== Supplied material ==

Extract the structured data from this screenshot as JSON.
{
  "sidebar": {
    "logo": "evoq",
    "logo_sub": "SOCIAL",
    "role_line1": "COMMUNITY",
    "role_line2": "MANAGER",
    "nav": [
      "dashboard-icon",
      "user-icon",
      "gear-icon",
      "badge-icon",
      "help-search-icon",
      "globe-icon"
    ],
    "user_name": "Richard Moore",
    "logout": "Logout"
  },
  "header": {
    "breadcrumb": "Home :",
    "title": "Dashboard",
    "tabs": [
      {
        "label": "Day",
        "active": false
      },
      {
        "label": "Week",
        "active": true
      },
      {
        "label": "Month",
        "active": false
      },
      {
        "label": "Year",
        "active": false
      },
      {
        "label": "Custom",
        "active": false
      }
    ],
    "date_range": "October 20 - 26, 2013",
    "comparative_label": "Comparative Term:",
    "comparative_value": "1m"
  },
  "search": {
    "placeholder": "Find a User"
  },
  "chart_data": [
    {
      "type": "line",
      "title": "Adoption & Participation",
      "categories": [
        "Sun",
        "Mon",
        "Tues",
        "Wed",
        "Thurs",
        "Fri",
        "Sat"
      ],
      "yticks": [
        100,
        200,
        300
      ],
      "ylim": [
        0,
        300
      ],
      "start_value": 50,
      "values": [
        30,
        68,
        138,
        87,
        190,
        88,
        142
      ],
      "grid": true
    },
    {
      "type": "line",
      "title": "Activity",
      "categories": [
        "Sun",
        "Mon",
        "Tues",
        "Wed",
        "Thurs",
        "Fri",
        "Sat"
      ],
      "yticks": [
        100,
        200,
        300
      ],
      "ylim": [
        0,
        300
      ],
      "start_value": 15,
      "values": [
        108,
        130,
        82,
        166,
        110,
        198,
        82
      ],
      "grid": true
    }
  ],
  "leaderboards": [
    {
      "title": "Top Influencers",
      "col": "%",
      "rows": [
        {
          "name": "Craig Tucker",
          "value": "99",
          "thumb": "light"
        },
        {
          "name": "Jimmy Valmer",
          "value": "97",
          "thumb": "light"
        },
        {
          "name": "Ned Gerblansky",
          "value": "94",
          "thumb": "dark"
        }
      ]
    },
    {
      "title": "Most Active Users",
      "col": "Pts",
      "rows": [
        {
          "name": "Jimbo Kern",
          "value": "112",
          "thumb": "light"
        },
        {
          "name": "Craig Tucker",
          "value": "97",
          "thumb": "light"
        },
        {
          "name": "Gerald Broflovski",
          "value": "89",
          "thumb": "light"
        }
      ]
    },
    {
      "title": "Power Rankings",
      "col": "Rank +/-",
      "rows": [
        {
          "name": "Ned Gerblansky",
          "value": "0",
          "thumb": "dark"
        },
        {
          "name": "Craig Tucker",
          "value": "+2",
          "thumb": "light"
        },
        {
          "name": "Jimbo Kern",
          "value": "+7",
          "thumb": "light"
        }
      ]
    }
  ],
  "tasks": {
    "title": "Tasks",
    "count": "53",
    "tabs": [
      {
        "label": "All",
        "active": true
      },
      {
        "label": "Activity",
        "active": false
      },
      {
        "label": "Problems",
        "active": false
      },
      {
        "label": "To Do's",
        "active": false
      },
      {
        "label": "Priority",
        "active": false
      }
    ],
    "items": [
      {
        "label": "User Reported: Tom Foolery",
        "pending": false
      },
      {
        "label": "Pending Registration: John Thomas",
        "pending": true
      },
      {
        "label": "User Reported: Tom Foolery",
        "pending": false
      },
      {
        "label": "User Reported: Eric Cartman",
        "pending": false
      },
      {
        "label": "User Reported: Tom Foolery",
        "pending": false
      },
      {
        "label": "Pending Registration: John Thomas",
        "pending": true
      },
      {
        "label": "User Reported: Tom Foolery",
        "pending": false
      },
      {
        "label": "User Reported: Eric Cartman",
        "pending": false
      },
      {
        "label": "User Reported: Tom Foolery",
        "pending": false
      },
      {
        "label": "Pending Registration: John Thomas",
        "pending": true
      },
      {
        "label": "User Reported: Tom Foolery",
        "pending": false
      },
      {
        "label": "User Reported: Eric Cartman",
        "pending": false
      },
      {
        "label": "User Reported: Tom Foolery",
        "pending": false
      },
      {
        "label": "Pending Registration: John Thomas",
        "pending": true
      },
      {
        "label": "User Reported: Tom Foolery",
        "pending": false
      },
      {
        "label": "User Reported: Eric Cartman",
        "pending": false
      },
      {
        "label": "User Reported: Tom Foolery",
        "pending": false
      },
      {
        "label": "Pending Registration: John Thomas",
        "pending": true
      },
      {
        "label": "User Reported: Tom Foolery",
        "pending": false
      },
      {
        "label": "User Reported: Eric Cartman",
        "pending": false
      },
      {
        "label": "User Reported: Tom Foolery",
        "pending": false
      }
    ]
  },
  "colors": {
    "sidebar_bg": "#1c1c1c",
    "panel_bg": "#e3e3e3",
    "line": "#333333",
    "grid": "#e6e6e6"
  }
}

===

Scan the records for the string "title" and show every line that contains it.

- _Answer space_:
    "title": "Dashboard",
      "title": "Adoption & Participation",
      "title": "Activity",
      "title": "Top Influencers",
      "title": "Most Active Users",
      "title": "Power Rankings",
    "title": "Tasks",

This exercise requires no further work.